Element data from apps and pages:

※

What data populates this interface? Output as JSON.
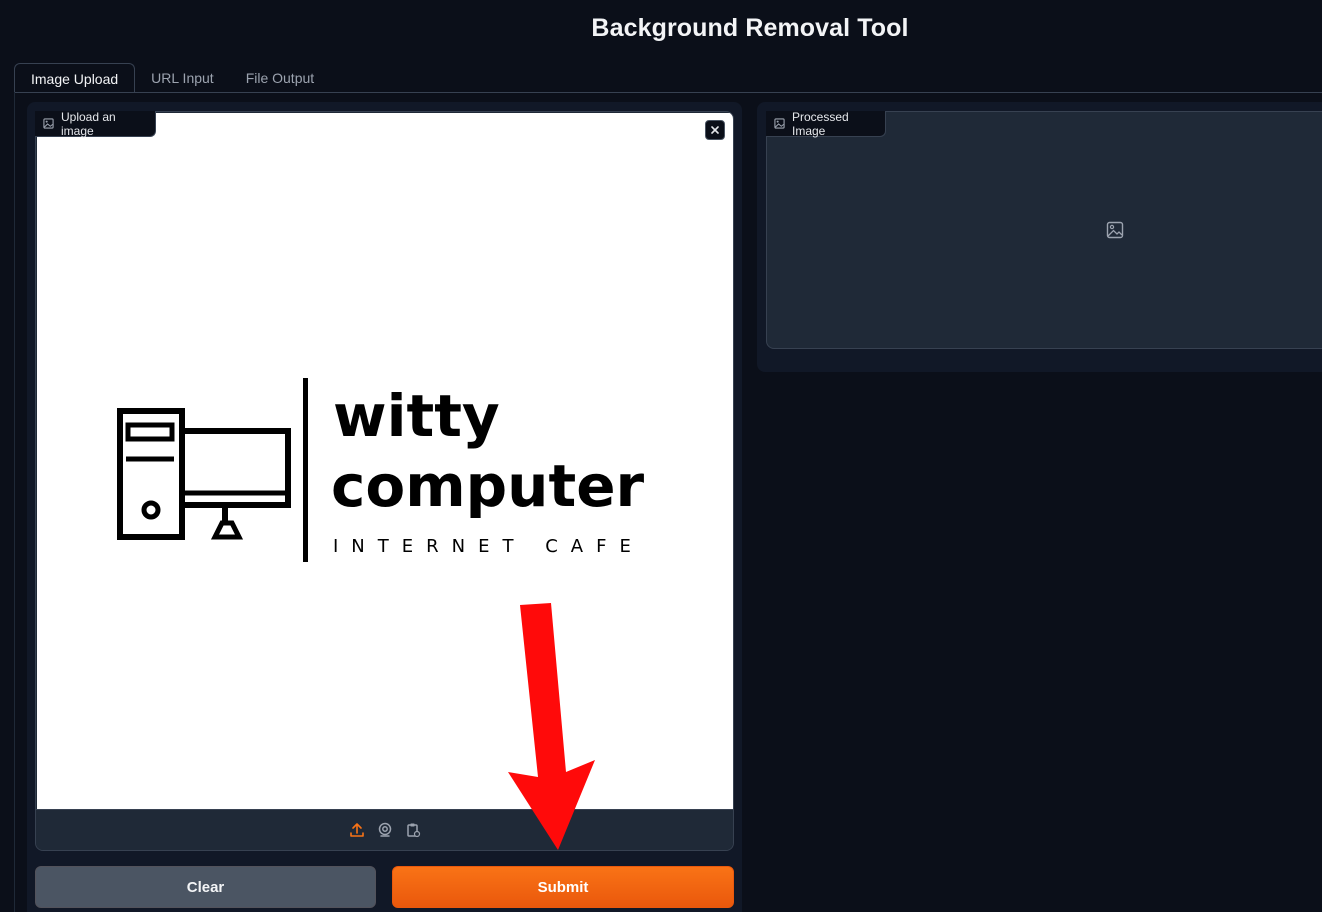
{
  "app": {
    "title": "Background Removal Tool"
  },
  "tabs": [
    {
      "label": "Image Upload",
      "active": true
    },
    {
      "label": "URL Input",
      "active": false
    },
    {
      "label": "File Output",
      "active": false
    }
  ],
  "input_panel": {
    "label": "Upload an image",
    "image_content": {
      "line1": "witty",
      "line2": "computer",
      "line3": "INTERNET CAFE"
    },
    "toolbar_icons": [
      "upload-icon",
      "webcam-icon",
      "clipboard-icon"
    ]
  },
  "output_panel": {
    "label": "Processed Image"
  },
  "buttons": {
    "clear": "Clear",
    "submit": "Submit"
  },
  "colors": {
    "accent": "#f97316",
    "background": "#0b0f19",
    "annotation_arrow": "#ff0000"
  }
}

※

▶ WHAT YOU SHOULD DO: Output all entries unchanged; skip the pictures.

▶ YOUR SOLUTION:
What data populates this interface? Output as JSON.
{
  "app": {
    "title": "Background Removal Tool"
  },
  "tabs": [
    {
      "label": "Image Upload",
      "active": true
    },
    {
      "label": "URL Input",
      "active": false
    },
    {
      "label": "File Output",
      "active": false
    }
  ],
  "input_panel": {
    "label": "Upload an image",
    "image_content": {
      "line1": "witty",
      "line2": "computer",
      "line3": "INTERNET CAFE"
    },
    "toolbar_icons": [
      "upload-icon",
      "webcam-icon",
      "clipboard-icon"
    ]
  },
  "output_panel": {
    "label": "Processed Image"
  },
  "buttons": {
    "clear": "Clear",
    "submit": "Submit"
  },
  "colors": {
    "accent": "#f97316",
    "background": "#0b0f19",
    "annotation_arrow": "#ff0000"
  }
}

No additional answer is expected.